March-April Mississippi River Flood...The Bonnet Carre Spillway was opened on April 10th for only the eighth time since its installation in 1931 to relieve a high flow event that started in early March. It was the first opening since 1997. Red River Landing above Baton Rouge had a stage of 60.68 feet on April 24th to set the third highest stage on record at that gage location.
September 1 Hurricane Gustav...This Caribbean Sea origin storm entered the Gulf of Mexico as a Category 3 hurricane and took aim at southeast Louisiana. Gustav made landfall on the lower Terrebonne coast near Cocodrie as a high end Category 2 storm. Gustav produced extensive wind damage in the greater Baton Rouge area and surge flooding in the lower parishes. A 91 mph peak wind gust was recorded at the Baton Rouge Airport, within one mph of the all time record set by Betsy in 1965.
September 10-13 Hurricane Ike...This powerful hurricane churned across the central Gulf of Mexico below the Louisiana coast before moving ashore along the upper Texas coast near Galveston.
December 11 South Louisiana and Mississippi Snow...The combination of favorable conditions produced a rare significant snow event. A large swath of 6 to 8 inches of snow accumulated from lower Livingston Parish, across Tangipahoa Parish into northwest St. Tammany and southwest Washington Parishes. Baton Rouge measured 3 inches and New Orleans had 1 inch. Some locations still had snow on the ground two mornings later.

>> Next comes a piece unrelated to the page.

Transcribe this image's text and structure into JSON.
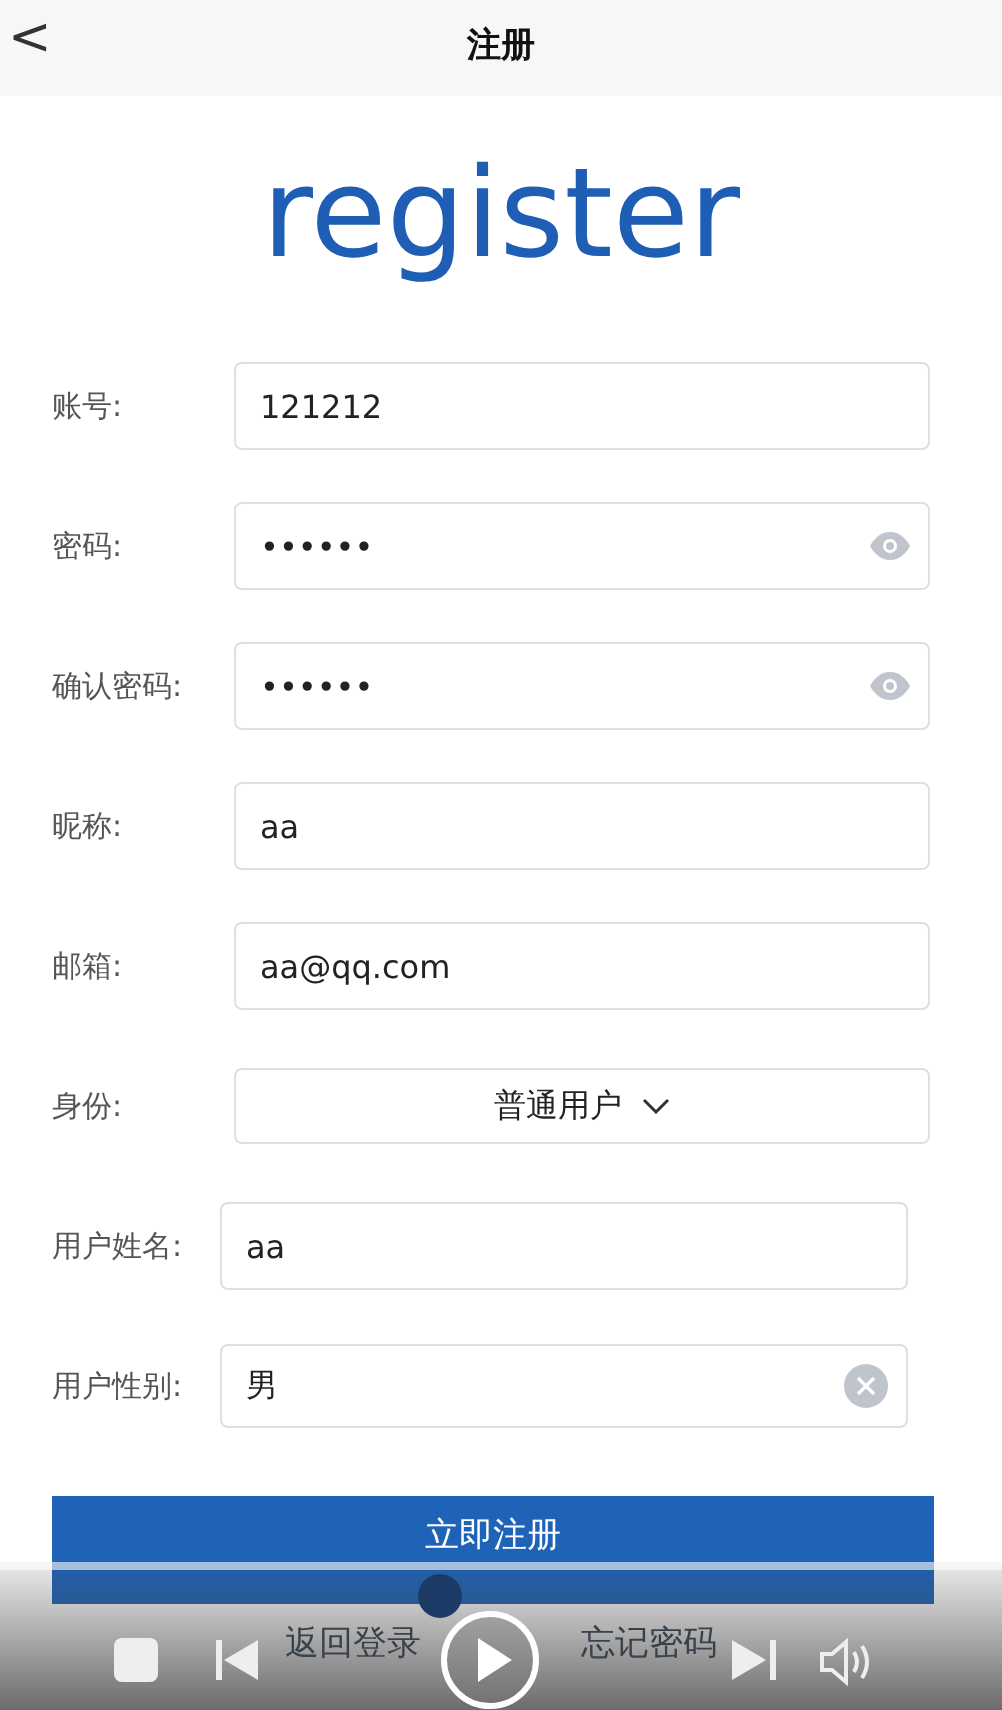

June Hot and Dry...Drought conditions across the Gulf States contributed to a very hot June in the region. Baton Rouge recorded the third warmest June at 83.2 degrees; 0.59 inches of rainfall was the fourth driest. New Orleans averaged 83.3 degrees for fifth warmest June; 2.13 inches of monthly rain was the eighth driest June.
Wet October...Baton Rouge accumulated 12.82 inches of rain for the second wettest October on 21 rain days. Donaldsonville tallied 12.66 inches and Livingston measured 10.57 inches for the month. New Orleans at 5.97 inches recorded the sixth wettest October.
November 9-10 Hurricane Ida...This late season hurricane approached the Mississippi River delta before curving towards the Mobile Bay area and weakening to a tropical storm at landfall. Ida brought storm surges to the Louisiana and Mississippi Coast. This was the farthest west a tropical system made landfall so late in the season within the Gulf of Mexico.
December 4-5 Snow...The earliest snow event ever recorded in the area, snow amounts ranged from trace to 3 inches from Baton Rouge to central St. Tammany Parish into southwest Mississippi.
December Wettest Month on Record in New Orleans...A series of disturbances and Gulf of Mexico low pressure systems attributed to a moderate El Nino pattern produced many days of rain across the mid-gulf states. On December 18th, the New Orleans International Airport broke its all time monthly rainfall record, previously 21.18 inches of May 1995. The New Orleans area all time record, dating back to 1871, was surpassed on Christmas Eve, previously 25.11 inches measured in October 1937. Baton Rouge Regional Airport also recorded its second wettest December on record while McComb had its third wettest December.